● **Page and application data records**:
________________________________________

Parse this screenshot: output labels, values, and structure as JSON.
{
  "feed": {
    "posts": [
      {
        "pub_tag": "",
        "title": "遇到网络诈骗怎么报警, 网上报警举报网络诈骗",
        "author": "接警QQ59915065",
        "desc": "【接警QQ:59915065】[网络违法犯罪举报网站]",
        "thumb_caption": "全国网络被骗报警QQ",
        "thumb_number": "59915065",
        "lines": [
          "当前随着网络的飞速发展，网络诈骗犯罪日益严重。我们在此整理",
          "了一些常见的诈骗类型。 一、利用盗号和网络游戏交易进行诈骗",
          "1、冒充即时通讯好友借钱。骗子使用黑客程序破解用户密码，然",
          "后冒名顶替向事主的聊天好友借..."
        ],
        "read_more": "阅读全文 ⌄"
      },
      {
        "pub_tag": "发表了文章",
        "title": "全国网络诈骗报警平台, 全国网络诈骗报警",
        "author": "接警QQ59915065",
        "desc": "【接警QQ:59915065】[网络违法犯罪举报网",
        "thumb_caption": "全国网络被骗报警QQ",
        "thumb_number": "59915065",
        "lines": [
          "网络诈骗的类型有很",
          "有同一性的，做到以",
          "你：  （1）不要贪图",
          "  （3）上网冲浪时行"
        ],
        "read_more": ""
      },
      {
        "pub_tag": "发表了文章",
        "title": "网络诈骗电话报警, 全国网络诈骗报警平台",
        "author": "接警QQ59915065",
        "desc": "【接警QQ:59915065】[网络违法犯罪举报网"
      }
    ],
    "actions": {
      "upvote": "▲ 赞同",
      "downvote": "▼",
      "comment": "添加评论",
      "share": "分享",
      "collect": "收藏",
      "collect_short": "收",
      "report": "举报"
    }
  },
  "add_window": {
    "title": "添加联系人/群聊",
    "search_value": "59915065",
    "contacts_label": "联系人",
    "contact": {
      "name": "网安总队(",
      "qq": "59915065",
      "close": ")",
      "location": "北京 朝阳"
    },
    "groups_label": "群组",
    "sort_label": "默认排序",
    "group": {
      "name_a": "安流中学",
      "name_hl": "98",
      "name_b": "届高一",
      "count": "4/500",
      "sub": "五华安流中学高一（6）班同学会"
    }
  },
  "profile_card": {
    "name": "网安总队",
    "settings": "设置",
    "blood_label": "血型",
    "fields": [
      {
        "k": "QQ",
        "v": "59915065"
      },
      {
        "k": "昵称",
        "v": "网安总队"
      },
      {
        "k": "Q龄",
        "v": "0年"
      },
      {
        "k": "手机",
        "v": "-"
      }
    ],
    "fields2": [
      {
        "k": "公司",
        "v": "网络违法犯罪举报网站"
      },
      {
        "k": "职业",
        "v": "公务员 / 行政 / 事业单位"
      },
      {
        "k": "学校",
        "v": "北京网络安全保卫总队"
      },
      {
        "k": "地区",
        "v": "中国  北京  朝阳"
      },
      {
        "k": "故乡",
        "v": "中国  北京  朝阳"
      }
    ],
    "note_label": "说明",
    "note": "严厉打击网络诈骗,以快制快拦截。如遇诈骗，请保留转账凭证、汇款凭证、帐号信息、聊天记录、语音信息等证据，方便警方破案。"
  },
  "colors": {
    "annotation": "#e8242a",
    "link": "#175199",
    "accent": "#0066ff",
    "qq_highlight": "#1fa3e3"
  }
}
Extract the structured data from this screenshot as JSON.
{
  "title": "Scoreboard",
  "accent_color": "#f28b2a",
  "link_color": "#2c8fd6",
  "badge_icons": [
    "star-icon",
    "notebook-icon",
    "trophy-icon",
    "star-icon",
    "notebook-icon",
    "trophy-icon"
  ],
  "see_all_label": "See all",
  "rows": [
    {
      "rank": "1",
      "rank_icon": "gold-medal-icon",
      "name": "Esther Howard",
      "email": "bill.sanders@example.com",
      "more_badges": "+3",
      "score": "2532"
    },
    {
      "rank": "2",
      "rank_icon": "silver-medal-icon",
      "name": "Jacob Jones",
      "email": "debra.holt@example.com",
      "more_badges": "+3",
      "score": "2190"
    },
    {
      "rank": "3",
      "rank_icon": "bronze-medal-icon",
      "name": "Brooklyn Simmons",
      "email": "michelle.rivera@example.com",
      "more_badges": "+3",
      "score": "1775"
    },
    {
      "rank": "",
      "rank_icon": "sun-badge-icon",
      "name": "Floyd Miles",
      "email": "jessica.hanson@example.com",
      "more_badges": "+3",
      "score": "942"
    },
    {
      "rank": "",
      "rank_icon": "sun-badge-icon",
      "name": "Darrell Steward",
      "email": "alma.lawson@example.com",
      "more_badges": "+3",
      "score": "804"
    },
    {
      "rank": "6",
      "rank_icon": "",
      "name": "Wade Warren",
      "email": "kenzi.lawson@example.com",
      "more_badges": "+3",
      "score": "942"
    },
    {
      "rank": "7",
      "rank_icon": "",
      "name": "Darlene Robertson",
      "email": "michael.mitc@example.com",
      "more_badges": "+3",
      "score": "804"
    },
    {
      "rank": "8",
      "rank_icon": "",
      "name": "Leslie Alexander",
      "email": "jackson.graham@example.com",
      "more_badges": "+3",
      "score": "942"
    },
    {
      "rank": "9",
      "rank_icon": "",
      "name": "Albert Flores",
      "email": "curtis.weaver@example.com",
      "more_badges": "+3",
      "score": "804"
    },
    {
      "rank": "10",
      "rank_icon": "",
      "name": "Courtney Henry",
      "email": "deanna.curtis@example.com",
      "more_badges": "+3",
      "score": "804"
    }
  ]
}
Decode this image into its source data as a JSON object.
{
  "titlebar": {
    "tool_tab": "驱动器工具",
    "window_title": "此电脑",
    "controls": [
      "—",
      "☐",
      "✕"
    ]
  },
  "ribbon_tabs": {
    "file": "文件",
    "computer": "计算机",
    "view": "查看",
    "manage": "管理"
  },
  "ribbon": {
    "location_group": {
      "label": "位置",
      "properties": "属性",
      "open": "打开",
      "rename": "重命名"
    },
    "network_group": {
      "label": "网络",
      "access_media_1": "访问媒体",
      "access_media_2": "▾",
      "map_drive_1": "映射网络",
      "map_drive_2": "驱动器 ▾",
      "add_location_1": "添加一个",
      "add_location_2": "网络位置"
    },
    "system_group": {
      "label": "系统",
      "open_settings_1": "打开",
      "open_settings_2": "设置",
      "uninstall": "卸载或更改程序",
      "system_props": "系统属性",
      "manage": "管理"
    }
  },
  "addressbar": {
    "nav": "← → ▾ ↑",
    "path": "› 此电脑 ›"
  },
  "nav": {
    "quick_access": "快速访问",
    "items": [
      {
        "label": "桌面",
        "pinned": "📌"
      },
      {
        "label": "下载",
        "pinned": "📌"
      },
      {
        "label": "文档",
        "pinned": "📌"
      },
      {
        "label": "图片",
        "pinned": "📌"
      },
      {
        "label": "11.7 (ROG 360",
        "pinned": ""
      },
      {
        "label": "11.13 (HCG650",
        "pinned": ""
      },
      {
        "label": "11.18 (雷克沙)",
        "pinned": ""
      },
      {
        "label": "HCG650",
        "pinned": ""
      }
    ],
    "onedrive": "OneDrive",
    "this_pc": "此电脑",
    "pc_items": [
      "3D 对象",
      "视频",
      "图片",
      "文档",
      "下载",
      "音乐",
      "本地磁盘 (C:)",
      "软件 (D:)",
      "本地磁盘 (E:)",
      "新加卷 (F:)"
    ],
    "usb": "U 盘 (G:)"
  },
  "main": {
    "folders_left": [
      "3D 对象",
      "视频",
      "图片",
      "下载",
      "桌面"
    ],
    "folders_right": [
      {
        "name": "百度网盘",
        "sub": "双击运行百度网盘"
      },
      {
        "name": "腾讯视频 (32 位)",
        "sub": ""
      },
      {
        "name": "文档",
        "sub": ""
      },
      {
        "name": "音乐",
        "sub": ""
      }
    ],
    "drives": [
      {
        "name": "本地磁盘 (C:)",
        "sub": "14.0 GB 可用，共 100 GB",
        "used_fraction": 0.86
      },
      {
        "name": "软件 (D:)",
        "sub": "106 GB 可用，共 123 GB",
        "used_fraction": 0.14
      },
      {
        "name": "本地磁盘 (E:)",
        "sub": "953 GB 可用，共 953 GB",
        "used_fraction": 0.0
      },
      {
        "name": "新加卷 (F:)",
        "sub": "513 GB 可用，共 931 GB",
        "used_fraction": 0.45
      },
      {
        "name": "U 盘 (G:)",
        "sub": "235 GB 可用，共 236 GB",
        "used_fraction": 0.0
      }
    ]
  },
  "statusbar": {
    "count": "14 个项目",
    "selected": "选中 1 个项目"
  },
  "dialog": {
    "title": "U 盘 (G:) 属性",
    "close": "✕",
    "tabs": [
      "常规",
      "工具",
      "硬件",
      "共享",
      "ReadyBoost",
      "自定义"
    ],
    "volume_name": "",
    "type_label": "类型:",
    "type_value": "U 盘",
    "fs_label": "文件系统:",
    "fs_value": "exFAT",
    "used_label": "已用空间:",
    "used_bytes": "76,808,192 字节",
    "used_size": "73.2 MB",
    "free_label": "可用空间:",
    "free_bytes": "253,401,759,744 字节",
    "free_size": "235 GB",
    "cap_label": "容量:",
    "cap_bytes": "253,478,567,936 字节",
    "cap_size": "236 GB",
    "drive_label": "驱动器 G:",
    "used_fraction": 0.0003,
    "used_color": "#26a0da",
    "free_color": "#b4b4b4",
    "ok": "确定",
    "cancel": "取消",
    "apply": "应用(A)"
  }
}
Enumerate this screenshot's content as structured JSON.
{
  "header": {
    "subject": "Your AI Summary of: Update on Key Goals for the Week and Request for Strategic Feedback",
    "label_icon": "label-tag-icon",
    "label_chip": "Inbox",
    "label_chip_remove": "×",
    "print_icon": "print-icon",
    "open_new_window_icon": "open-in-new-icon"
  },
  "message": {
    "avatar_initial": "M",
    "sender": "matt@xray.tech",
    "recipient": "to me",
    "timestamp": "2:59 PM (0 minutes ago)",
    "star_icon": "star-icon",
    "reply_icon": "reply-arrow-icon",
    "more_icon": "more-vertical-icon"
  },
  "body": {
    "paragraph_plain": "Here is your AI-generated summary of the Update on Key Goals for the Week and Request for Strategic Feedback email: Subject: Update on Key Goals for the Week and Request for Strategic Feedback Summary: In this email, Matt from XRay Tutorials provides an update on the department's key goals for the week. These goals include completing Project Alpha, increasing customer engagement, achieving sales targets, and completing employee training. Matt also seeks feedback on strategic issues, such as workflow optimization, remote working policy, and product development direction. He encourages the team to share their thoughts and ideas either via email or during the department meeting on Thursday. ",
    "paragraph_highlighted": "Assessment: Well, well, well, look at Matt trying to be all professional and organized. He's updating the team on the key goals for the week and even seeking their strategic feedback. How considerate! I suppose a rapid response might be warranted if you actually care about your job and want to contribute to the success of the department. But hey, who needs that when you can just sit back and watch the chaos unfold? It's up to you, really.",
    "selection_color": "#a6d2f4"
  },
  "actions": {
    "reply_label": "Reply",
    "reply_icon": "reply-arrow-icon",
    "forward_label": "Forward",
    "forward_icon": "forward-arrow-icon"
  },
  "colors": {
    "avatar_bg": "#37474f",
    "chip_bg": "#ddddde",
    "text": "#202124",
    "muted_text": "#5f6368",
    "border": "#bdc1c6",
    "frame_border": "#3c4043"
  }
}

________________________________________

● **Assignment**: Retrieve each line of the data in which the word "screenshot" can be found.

● **Answer space**:
Parse this screenshot: output labels, values, and structure as JSON.
Extract the structured data from this screenshot as JSON.
Enumerate this screenshot's content as structured JSON.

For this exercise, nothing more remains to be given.